◆ **Task statement**
Whatever the records say, repeat them exactly as given.

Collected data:
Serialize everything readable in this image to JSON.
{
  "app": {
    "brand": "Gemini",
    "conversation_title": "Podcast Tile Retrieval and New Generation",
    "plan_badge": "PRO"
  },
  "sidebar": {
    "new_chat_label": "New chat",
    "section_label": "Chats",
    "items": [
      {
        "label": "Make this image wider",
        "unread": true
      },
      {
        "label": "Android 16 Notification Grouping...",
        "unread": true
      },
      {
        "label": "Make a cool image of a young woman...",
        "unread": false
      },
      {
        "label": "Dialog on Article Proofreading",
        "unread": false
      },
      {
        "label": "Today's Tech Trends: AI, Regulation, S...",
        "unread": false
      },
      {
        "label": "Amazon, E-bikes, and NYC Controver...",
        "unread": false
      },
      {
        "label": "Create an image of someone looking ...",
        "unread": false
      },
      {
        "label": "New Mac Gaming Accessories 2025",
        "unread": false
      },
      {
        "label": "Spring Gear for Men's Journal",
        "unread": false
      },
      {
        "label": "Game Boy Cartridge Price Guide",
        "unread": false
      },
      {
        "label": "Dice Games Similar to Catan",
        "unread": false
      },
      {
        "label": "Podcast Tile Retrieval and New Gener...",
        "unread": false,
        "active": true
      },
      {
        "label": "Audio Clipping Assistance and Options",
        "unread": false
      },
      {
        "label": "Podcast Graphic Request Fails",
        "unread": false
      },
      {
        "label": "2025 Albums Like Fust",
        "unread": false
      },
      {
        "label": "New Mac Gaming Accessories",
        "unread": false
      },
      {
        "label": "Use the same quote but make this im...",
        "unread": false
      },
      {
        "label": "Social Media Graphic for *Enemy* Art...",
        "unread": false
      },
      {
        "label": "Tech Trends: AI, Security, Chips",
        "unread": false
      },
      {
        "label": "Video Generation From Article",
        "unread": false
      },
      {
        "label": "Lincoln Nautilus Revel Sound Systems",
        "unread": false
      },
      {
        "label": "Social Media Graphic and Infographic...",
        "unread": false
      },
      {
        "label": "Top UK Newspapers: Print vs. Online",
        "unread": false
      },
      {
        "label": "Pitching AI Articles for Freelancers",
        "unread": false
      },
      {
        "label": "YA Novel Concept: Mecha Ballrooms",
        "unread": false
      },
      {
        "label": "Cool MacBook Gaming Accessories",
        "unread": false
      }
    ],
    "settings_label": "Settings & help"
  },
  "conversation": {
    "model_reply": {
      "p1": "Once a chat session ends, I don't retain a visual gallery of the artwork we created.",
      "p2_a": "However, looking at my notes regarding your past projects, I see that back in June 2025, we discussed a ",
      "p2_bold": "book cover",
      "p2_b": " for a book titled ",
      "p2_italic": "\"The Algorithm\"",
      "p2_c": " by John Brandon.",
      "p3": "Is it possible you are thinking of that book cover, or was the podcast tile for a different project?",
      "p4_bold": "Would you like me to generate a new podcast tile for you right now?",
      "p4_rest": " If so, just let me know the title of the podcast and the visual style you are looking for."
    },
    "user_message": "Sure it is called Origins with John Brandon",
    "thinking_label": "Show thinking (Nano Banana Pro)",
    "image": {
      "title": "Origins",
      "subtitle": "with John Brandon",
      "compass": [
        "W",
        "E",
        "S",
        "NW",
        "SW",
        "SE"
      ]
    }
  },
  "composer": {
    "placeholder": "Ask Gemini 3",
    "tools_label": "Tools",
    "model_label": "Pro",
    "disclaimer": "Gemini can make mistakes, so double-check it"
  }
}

◆ **Answer space**
Serialize everything readable in this image to JSON.
{
  "app": {
    "brand": "Gemini",
    "conversation_title": "Podcast Tile Retrieval and New Generation",
    "plan_badge": "PRO"
  },
  "sidebar": {
    "new_chat_label": "New chat",
    "section_label": "Chats",
    "items": [
      {
        "label": "Make this image wider",
        "unread": true
      },
      {
        "label": "Android 16 Notification Grouping...",
        "unread": true
      },
      {
        "label": "Make a cool image of a young woman...",
        "unread": false
      },
      {
        "label": "Dialog on Article Proofreading",
        "unread": false
      },
      {
        "label": "Today's Tech Trends: AI, Regulation, S...",
        "unread": false
      },
      {
        "label": "Amazon, E-bikes, and NYC Controver...",
        "unread": false
      },
      {
        "label": "Create an image of someone looking ...",
        "unread": false
      },
      {
        "label": "New Mac Gaming Accessories 2025",
        "unread": false
      },
      {
        "label": "Spring Gear for Men's Journal",
        "unread": false
      },
      {
        "label": "Game Boy Cartridge Price Guide",
        "unread": false
      },
      {
        "label": "Dice Games Similar to Catan",
        "unread": false
      },
      {
        "label": "Podcast Tile Retrieval and New Gener...",
        "unread": false,
        "active": true
      },
      {
        "label": "Audio Clipping Assistance and Options",
        "unread": false
      },
      {
        "label": "Podcast Graphic Request Fails",
        "unread": false
      },
      {
        "label": "2025 Albums Like Fust",
        "unread": false
      },
      {
        "label": "New Mac Gaming Accessories",
        "unread": false
      },
      {
        "label": "Use the same quote but make this im...",
        "unread": false
      },
      {
        "label": "Social Media Graphic for *Enemy* Art...",
        "unread": false
      },
      {
        "label": "Tech Trends: AI, Security, Chips",
        "unread": false
      },
      {
        "label": "Video Generation From Article",
        "unread": false
      },
      {
        "label": "Lincoln Nautilus Revel Sound Systems",
        "unread": false
      },
      {
        "label": "Social Media Graphic and Infographic...",
        "unread": false
      },
      {
        "label": "Top UK Newspapers: Print vs. Online",
        "unread": false
      },
      {
        "label": "Pitching AI Articles for Freelancers",
        "unread": false
      },
      {
        "label": "YA Novel Concept: Mecha Ballrooms",
        "unread": false
      },
      {
        "label": "Cool MacBook Gaming Accessories",
        "unread": false
      }
    ],
    "settings_label": "Settings & help"
  },
  "conversation": {
    "model_reply": {
      "p1": "Once a chat session ends, I don't retain a visual gallery of the artwork we created.",
      "p2_a": "However, looking at my notes regarding your past projects, I see that back in June 2025, we discussed a ",
      "p2_bold": "book cover",
      "p2_b": " for a book titled ",
      "p2_italic": "\"The Algorithm\"",
      "p2_c": " by John Brandon.",
      "p3": "Is it possible you are thinking of that book cover, or was the podcast tile for a different project?",
      "p4_bold": "Would you like me to generate a new podcast tile for you right now?",
      "p4_rest": " If so, just let me know the title of the podcast and the visual style you are looking for."
    },
    "user_message": "Sure it is called Origins with John Brandon",
    "thinking_label": "Show thinking (Nano Banana Pro)",
    "image": {
      "title": "Origins",
      "subtitle": "with John Brandon",
      "compass": [
        "W",
        "E",
        "S",
        "NW",
        "SW",
        "SE"
      ]
    }
  },
  "composer": {
    "placeholder": "Ask Gemini 3",
    "tools_label": "Tools",
    "model_label": "Pro",
    "disclaimer": "Gemini can make mistakes, so double-check it"
  }
}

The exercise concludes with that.